Authorities in the southern Chinese province of Guangdong have applied to arrest a human rights lawyer after holding him under residential surveillance for six months, his friend told RFA.
Rights lawyer Zhou Xiaoyun, who formerly worked as a senior editor at the cutting-edge Southern Metropolis Daily newspaper in Guangzhou, was initially detained by police in the northeastern province of Liaoning around six months ago on suspicion of “picking quarrels and stirring up trouble,” a charge frequently used to target peaceful critics of the ruling Chinese Communist Party (CCP).
He was held incommunicado under RSDL, residential surveillance at a designated location, but now that the six-month limit has been reached, police have applied to the state prosecutor’s office for approval of his arrest, a friend of Zhou’s who gave only the surname Lu said.
Police in Guangdong’s Panshan county submitted the arrest application to the local procuratorate on Sept. 26, Lu said.
He said Zhou was being victimized by the Liaoning police.
“They sent the case to the Panshan county procuratorate on the 26th, to apply for his arrest,” Lu said. “It’s not clear which leader is in charge, but it is being handled, at least on the face of things, by the Panshan county police, and in actuality by the Panjin municipal police department.”
Zhou had met with his lawyer twice during the past week, as well as receiving a visit from his sister, he said.
A veteran lawyer who gave only the surname Zhang said Zhou will remain in detention after his time in “residential surveillance at a designated location (RSDL)” expires if the application is approved.

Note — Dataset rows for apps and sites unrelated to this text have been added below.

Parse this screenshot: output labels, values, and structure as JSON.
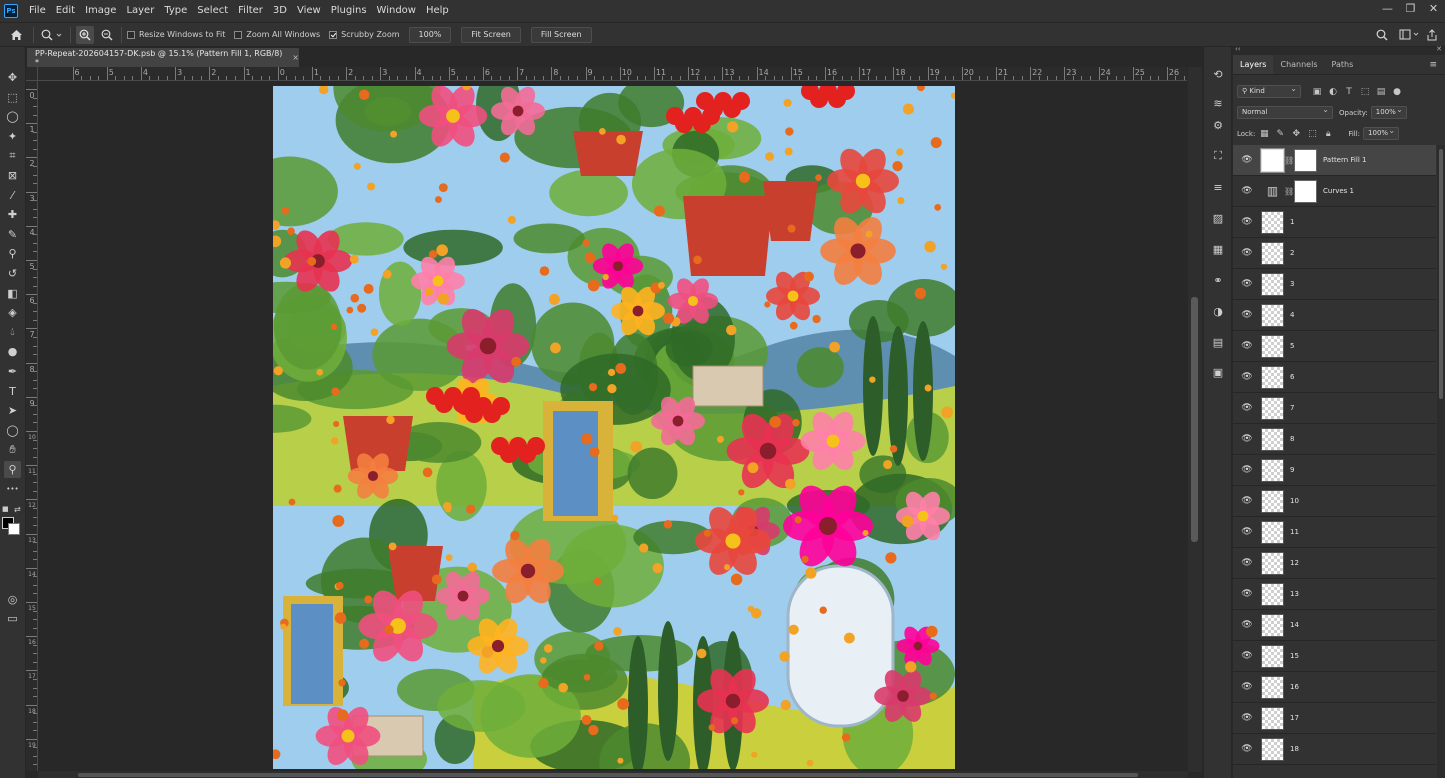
{
  "app": {
    "logo": "Ps",
    "menu": [
      "File",
      "Edit",
      "Image",
      "Layer",
      "Type",
      "Select",
      "Filter",
      "3D",
      "View",
      "Plugins",
      "Window",
      "Help"
    ],
    "window_controls": [
      "—",
      "❐",
      "✕"
    ]
  },
  "options_bar": {
    "home_icon": "home-icon",
    "zoom_tool_icon": "zoom-icon",
    "resize_windows_label": "Resize Windows to Fit",
    "resize_windows_checked": false,
    "zoom_all_label": "Zoom All Windows",
    "zoom_all_checked": false,
    "scrubby_label": "Scrubby Zoom",
    "scrubby_checked": true,
    "percent_button": "100%",
    "fit_screen_button": "Fit Screen",
    "fill_screen_button": "Fill Screen"
  },
  "document": {
    "tab_title": "PP-Repeat-202604157-DK.psb @ 15.1% (Pattern Fill 1, RGB/8) *",
    "close_symbol": "×"
  },
  "rulers": {
    "top_labels": [
      "6",
      "5",
      "4",
      "3",
      "2",
      "1",
      "0",
      "1",
      "2",
      "3",
      "4",
      "5",
      "6",
      "7",
      "8",
      "9",
      "10",
      "11",
      "12",
      "13",
      "14",
      "15",
      "16",
      "17",
      "18",
      "19",
      "20",
      "21",
      "22",
      "23",
      "24",
      "25",
      "26"
    ],
    "left_labels": [
      "0",
      "1",
      "2",
      "3",
      "4",
      "5",
      "6",
      "7",
      "8",
      "9",
      "10",
      "11",
      "12",
      "13",
      "14",
      "15",
      "16",
      "17",
      "18",
      "19"
    ]
  },
  "layers_panel": {
    "tabs": [
      "Layers",
      "Channels",
      "Paths"
    ],
    "active_tab": "Layers",
    "filter_kind": "Kind",
    "blend_mode": "Normal",
    "opacity_label": "Opacity:",
    "opacity_value": "100%",
    "lock_label": "Lock:",
    "fill_label": "Fill:",
    "fill_value": "100%",
    "layers": [
      {
        "name": "Pattern Fill 1",
        "type": "fill",
        "selected": true
      },
      {
        "name": "Curves 1",
        "type": "adjustment",
        "selected": false
      },
      {
        "name": "1",
        "type": "pixel"
      },
      {
        "name": "2",
        "type": "pixel"
      },
      {
        "name": "3",
        "type": "pixel"
      },
      {
        "name": "4",
        "type": "pixel"
      },
      {
        "name": "5",
        "type": "pixel"
      },
      {
        "name": "6",
        "type": "pixel"
      },
      {
        "name": "7",
        "type": "pixel"
      },
      {
        "name": "8",
        "type": "pixel"
      },
      {
        "name": "9",
        "type": "pixel"
      },
      {
        "name": "10",
        "type": "pixel"
      },
      {
        "name": "11",
        "type": "pixel"
      },
      {
        "name": "12",
        "type": "pixel"
      },
      {
        "name": "13",
        "type": "pixel"
      },
      {
        "name": "14",
        "type": "pixel"
      },
      {
        "name": "15",
        "type": "pixel"
      },
      {
        "name": "16",
        "type": "pixel"
      },
      {
        "name": "17",
        "type": "pixel"
      },
      {
        "name": "18",
        "type": "pixel"
      }
    ]
  },
  "colors": {
    "ui_bg": "#323232",
    "canvas_bg": "#282828",
    "selected_layer": "#454545",
    "accent": "#31a8ff"
  }
}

“This is what used to be called criminal detention, and it requires the approval of the procuratorate for a formal arrest,” Zhang said. “This is a critical juncture, because if the procuratorate approves the arrest, it means at the very least that they believe Zhou committed a crime which should be investigated and which deserves a prison sentence.”
“[That means they think] he should remain in detention,” he said.

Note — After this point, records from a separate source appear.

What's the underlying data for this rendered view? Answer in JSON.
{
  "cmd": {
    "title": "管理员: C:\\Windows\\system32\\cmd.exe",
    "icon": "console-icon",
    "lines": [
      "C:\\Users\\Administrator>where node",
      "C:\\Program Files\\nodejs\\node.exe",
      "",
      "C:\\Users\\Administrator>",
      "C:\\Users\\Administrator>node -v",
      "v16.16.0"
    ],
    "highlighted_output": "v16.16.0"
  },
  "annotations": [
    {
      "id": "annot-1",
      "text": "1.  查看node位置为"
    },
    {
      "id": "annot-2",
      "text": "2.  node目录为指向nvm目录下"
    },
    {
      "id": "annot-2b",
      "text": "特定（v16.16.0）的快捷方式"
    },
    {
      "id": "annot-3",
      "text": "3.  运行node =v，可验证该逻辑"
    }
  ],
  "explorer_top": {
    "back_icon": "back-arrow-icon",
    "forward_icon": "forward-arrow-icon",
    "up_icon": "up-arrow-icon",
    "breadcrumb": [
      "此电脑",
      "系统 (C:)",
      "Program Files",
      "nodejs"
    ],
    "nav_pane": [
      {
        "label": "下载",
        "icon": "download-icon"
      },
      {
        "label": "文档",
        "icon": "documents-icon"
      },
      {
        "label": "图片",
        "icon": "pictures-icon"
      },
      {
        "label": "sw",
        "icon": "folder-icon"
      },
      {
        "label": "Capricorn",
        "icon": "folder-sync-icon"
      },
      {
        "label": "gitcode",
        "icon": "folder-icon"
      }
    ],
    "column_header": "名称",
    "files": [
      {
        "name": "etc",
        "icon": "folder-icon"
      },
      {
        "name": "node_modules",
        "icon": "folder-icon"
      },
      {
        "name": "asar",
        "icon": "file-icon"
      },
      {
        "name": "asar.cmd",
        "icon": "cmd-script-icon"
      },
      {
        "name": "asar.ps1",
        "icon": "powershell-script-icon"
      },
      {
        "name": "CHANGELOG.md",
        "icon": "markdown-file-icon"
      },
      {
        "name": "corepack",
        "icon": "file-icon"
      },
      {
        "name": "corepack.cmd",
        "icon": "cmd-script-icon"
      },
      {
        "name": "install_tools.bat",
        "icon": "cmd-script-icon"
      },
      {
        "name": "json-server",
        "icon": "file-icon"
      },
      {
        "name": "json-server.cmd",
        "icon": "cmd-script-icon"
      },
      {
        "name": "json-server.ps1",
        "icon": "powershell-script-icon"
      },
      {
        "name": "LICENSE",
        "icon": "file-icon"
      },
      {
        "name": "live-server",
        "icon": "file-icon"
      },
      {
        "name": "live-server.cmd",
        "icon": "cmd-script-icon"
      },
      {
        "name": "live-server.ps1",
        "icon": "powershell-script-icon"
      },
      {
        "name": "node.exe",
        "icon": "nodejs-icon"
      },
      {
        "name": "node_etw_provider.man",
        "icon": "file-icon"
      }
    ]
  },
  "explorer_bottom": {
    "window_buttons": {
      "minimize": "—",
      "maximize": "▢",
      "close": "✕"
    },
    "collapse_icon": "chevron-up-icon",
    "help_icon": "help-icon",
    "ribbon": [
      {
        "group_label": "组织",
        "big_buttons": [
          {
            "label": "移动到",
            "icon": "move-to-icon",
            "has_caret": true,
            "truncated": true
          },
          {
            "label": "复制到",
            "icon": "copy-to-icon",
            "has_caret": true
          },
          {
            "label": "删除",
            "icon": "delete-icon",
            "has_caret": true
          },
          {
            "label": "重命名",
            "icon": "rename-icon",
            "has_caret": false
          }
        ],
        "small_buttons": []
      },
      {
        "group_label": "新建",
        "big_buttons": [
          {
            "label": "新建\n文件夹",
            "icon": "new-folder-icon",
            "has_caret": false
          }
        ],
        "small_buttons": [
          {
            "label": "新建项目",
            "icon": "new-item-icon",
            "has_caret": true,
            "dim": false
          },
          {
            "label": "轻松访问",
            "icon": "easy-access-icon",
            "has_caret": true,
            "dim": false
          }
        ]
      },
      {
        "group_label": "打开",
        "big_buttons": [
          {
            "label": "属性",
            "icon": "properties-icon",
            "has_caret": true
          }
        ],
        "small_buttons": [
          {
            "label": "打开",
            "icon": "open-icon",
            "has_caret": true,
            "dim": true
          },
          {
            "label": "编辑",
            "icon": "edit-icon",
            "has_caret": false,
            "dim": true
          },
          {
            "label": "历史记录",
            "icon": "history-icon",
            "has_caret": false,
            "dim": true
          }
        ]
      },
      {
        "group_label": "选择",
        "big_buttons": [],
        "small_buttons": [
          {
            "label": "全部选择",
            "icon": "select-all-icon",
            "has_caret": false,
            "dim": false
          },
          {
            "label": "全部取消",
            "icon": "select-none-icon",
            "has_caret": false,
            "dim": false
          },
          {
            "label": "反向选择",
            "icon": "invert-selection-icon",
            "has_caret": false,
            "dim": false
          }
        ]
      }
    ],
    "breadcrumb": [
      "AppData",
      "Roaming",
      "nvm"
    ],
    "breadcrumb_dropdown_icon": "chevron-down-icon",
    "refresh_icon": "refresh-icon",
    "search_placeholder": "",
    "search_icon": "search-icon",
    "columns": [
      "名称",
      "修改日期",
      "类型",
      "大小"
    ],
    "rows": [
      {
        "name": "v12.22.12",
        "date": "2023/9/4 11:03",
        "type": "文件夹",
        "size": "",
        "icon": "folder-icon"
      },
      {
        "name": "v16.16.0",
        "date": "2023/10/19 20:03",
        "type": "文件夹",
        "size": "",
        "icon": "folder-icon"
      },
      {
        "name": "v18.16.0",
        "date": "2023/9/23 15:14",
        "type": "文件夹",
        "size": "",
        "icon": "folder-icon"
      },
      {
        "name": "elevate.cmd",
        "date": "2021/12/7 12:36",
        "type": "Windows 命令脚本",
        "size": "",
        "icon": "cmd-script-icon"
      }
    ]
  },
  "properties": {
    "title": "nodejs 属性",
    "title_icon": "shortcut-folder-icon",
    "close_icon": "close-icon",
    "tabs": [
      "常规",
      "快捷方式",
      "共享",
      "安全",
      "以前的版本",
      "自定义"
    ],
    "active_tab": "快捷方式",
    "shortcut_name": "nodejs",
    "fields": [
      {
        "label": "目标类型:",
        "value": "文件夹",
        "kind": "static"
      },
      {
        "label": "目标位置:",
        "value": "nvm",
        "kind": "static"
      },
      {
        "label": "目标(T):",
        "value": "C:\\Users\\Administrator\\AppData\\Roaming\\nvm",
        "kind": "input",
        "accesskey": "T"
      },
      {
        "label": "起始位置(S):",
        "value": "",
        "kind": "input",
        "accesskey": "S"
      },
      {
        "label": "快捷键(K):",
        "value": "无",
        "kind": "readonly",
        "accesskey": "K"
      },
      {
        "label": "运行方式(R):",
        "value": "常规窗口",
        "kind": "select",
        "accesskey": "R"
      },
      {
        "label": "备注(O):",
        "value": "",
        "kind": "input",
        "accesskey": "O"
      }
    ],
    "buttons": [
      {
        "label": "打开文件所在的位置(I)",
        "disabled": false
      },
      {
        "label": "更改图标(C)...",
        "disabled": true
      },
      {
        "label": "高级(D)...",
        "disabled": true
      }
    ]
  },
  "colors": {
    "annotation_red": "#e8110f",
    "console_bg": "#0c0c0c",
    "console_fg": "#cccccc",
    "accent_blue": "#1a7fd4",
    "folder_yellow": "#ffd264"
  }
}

Repeated calls to the Panjin municipal police department and to the Panshan country procuratorate rang unanswered during office hours on Tuesday.
Re-educating the media
The CCP is in the process of “re-educating” its already tightly controlled state media, requiring hundreds of thousands of journalists to sit an exam on the political thought of general secretary Xi Jinping to qualify for a new generation of official press cards.
The process started with a 2014 requirement for journalists to study Marxism, and followed up by Xi in 2016, when he warned during visits to state media organizations that state media are part of the CCP family.
All media operating in China must safeguard the authority of the Communist Party central committee, and adhere to “the correct direction” in forming public opinion, Xi said at the time.
Meanwhile, Xu Yan, wife of jailed human rights attorney Yu Wensheng said he has yet to receive adequate medical and dental treatment in Nanjing Prison, where he is serving a four-year sentence after being convicted of “incitement to subvert state power” by a court in the eastern province of Jiangsu.
Family members have long suspected that Yu has been tortured and ill-treated while in custody, as he only has limited use of his right hand, and is unable to write, brush his teeth, or harvest crops as part of prison labor.
He was named as a finalist for the Martin Ennals Award honoring human rights defenders earlier this year.
The Martin Ennals Foundation called him “one of the best-known and most intrepid human rights activists” in China, acknowledging that Yu has been subjected to arbitrary detention, a secret trial, and the removal of his license to practice law.
Translated and edited by Luisetta Mudie.